Five-year-old children lack a sense of elapsed time. When a beginning English speaker tells me about an event, the chronology can get really confusing. It’s a challenge to decipher some of the stories.
“Miss Alice!” (My name is Ms. Ellis, but I answer to many versions.) “Tomorrow I watch movie Chicken Little.”
“You’re going to see the movie tomorrow?” That’s me rephrasing and checking for comprehension.
“NO!” The child is annoyed. Miss Alice is being obtuse.
“Yesterday you saw Chicken Little?”
“Yes, I see it.” I make a mental note to work on the vocabulary of “yesterday, today, tomorrow.”
One morning Lucia tells me, “Miss Alice, my mom had a fire in her stove. The truck came. The wall was black. We got a new stove.”
I am alarmed, so that evening I call Lucia’s house to see if all is well. Her older sister laughs. “That happened five months ago,” she says.
Although the hamsa hand has been symbolic in Islam and Judaism for centuries, archeological digs in the Middle East provide evidence that the hamsa pre-dates these religions and originated with the Phoenicians and was used as a protective symbol for an ancient Middle Eastern goddess. The hamsa hand has always been associated with a female entity offering protection from evil and misfortune.
The word “hamsa” or “hamesh” means five. There are five digits on the hamsa hand, but the number five has additional symbolic meaning in the Jewish and Islamic traditions. Five (hamesh in Hebrew) represents the five books of the Torah for Jews. It also symbolizes the fifth letter of the Hebrew alphabet, “Heh”, which represents one of God’s holy names. It symbolizes the Five Pillars of Islam for Sunnis, and the Five People of the Cloak for Shi’ites.
In the Jewish religion, the Jewish hamsa hand also symbolizes the Hand of God. Many Jews believe the hamsa pendant symbolizes the Hand of Miriam, the sister of Moses and Aaron. In the Islamic faith, the hamsa hand symbolizes The Hand of Fatima, daughter of the Prophet Mohammed.

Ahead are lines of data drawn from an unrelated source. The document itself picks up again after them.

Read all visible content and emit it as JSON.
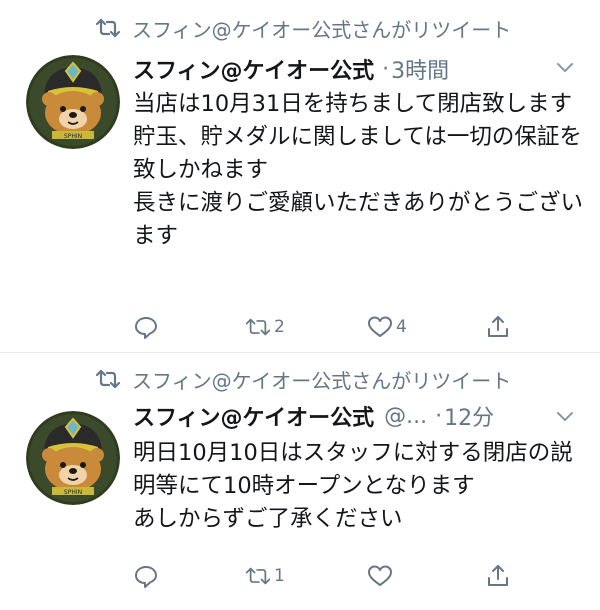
{
  "tweets": [
    {
      "retweet_text": "スフィン@ケイオー公式さんがリツイート",
      "display_name": "スフィン@ケイオー公式",
      "handle": "",
      "separator": "·",
      "time": "3時間",
      "body": "当店は10月31日を持ちまして閉店致します\n貯玉、貯メダルに関しましては一切の保証を致しかねます\n長きに渡りご愛顧いただきありがとうございます",
      "actions": {
        "reply_count": "",
        "retweet_count": "2",
        "like_count": "4"
      },
      "icons": [
        "retweet-icon",
        "avatar",
        "chevron-down-icon",
        "reply-icon",
        "retweet-icon",
        "like-icon",
        "share-icon"
      ]
    },
    {
      "retweet_text": "スフィン@ケイオー公式さんがリツイート",
      "display_name": "スフィン@ケイオー公式",
      "handle": "@...",
      "separator": "·",
      "time": "12分",
      "body": "明日10月10日はスタッフに対する閉店の説明等にて10時オープンとなります\nあしからずご了承ください",
      "actions": {
        "reply_count": "",
        "retweet_count": "1",
        "like_count": ""
      },
      "icons": [
        "retweet-icon",
        "avatar",
        "chevron-down-icon",
        "reply-icon",
        "retweet-icon",
        "like-icon",
        "share-icon"
      ]
    }
  ],
  "colors": {
    "text": "#14171a",
    "secondary": "#657786",
    "divider": "#e6ecf0"
  }
}
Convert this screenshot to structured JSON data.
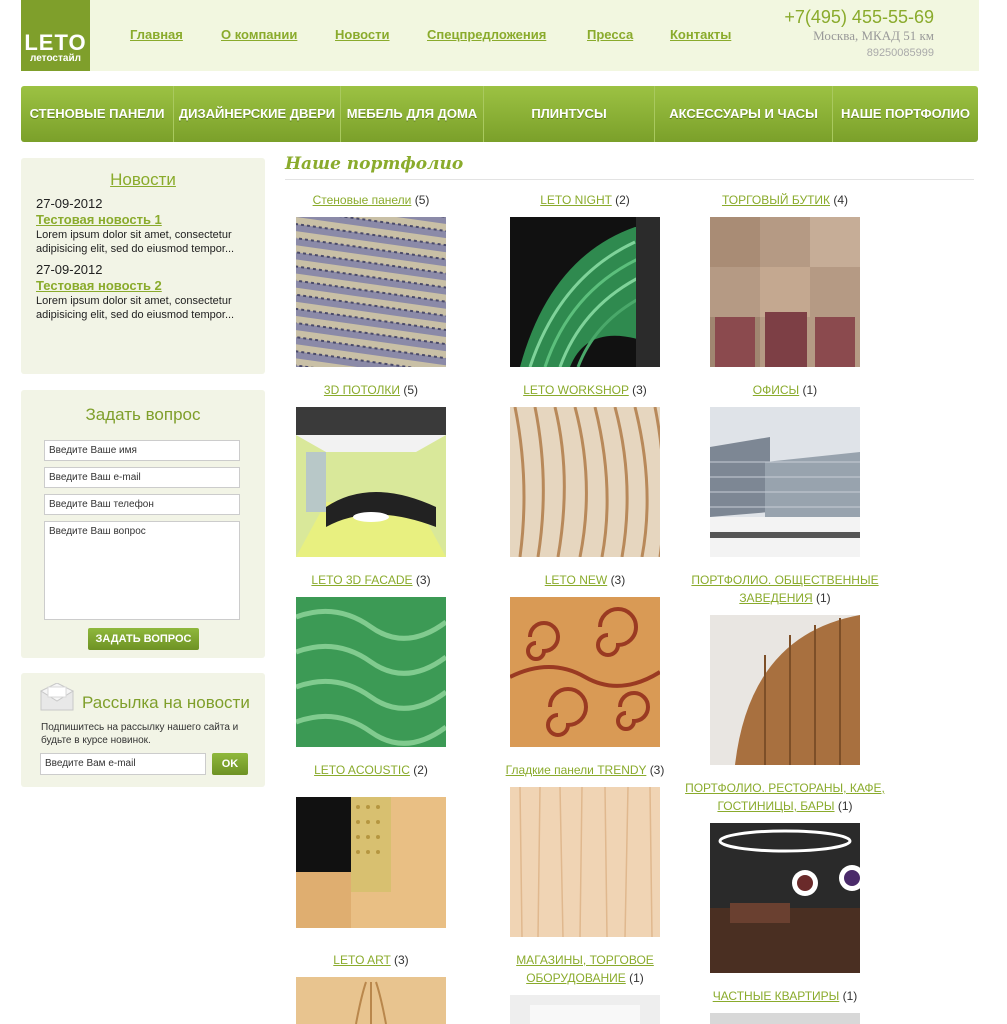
{
  "logo": {
    "main": "LETO",
    "sub": "летостайл"
  },
  "topnav": [
    {
      "label": "Главная"
    },
    {
      "label": "О компании"
    },
    {
      "label": "Новости"
    },
    {
      "label": "Спецпредложения"
    },
    {
      "label": "Пресса"
    },
    {
      "label": "Контакты"
    }
  ],
  "contacts": {
    "phone": "+7(495) 455-55-69",
    "address": "Москва, МКАД 51 км",
    "mobile": "89250085999"
  },
  "menu": [
    {
      "label": "Стеновые панели"
    },
    {
      "label": "Дизайнерские двери"
    },
    {
      "label": "Мебель для дома"
    },
    {
      "label": "Плинтусы"
    },
    {
      "label": "Аксессуары и часы"
    },
    {
      "label": "Наше портфолио"
    }
  ],
  "news": {
    "title": "Новости",
    "items": [
      {
        "date": "27-09-2012",
        "title": "Тестовая новость 1",
        "text": "Lorem ipsum dolor sit amet, consectetur adipisicing elit, sed do eiusmod tempor..."
      },
      {
        "date": "27-09-2012",
        "title": "Тестовая новость 2",
        "text": "Lorem ipsum dolor sit amet, consectetur adipisicing elit, sed do eiusmod tempor..."
      }
    ]
  },
  "ask": {
    "title": "Задать вопрос",
    "name_placeholder": "Введите Ваше имя",
    "email_placeholder": "Введите Ваш e-mail",
    "phone_placeholder": "Введите Ваш телефон",
    "question_placeholder": "Введите Ваш вопрос",
    "button": "ЗАДАТЬ ВОПРОС"
  },
  "subscribe": {
    "title": "Рассылка на новости",
    "text": "Подпишитесь на рассылку нашего сайта и будьте в курсе новинок.",
    "placeholder": "Введите Вам e-mail",
    "button": "OK"
  },
  "portfolio": {
    "title": "Наше портфолио",
    "items": [
      {
        "label": "Стеновые панели",
        "count": "(5)"
      },
      {
        "label": "LETO NIGHT",
        "count": "(2)"
      },
      {
        "label": "ТОРГОВЫЙ БУТИК",
        "count": "(4)"
      },
      {
        "label": "3D ПОТОЛКИ",
        "count": "(5)"
      },
      {
        "label": "LETO WORKSHOP",
        "count": "(3)"
      },
      {
        "label": "ОФИСЫ",
        "count": "(1)"
      },
      {
        "label": "LETO 3D FACADE",
        "count": "(3)"
      },
      {
        "label": "LETO NEW",
        "count": "(3)"
      },
      {
        "label": "ПОРТФОЛИО. ОБЩЕСТВЕННЫЕ ЗАВЕДЕНИЯ",
        "count": "(1)"
      },
      {
        "label": "LETO ACOUSTIC",
        "count": "(2)"
      },
      {
        "label": "Гладкие панели TRENDY",
        "count": "(3)"
      },
      {
        "label": "ПОРТФОЛИО. РЕСТОРАНЫ, КАФЕ, ГОСТИНИЦЫ, БАРЫ",
        "count": "(1)"
      },
      {
        "label": "LETO ART",
        "count": "(3)"
      },
      {
        "label": "МАГАЗИНЫ, ТОРГОВОЕ ОБОРУДОВАНИЕ",
        "count": "(1)"
      },
      {
        "label": "ЧАСТНЫЕ КВАРТИРЫ",
        "count": "(1)"
      }
    ]
  }
}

Many Jews believe that the five fingers of the hamsa hand remind its wearer to use their five senses to praise God. Hamsa hands often contain an eye symbol, which is a powerful talisman against the evil eye. It is most often worn as a hamsa necklace, but can be found as a decorative element in houses, on key chains, on other jewelry items, and is quickly gaining popularity as an amulet in baby carriages. In addition to averting the gaze of the evil eye, it brings its wearer or owner happiness, luck, health, and good fortune.
While visiting my sister in California last September, I copied her design for making hamsas. I made three while we sat around at her table and talked. Back in New York, I still had more hamsas tickling my fingers, wanting to be made. I searched through my fabric scraps, bought an Indian bedspread, and lots more beads.
My daughter suggested including a prayer of protection, so I put one inside the layers of fabric of each hamsa:
Let no sadness come to this heart
Let no trouble come to these arms
Let no conflict come to these eyes
Let my soul be filled with the
Blessing of joy and peace.
Each hamsa is different. That’s why I’ve enjoyed making them. They will be for sale at the POP-UP CRAFT FAIR. It was supposed to be this Saturday, November 13, 10:00-5:00, at 52 Dusinberre Rd., Gardiner, NY., but the weather looks too rainy, so we’ll likely be moving the FAIR to SUNDAY, same time and place.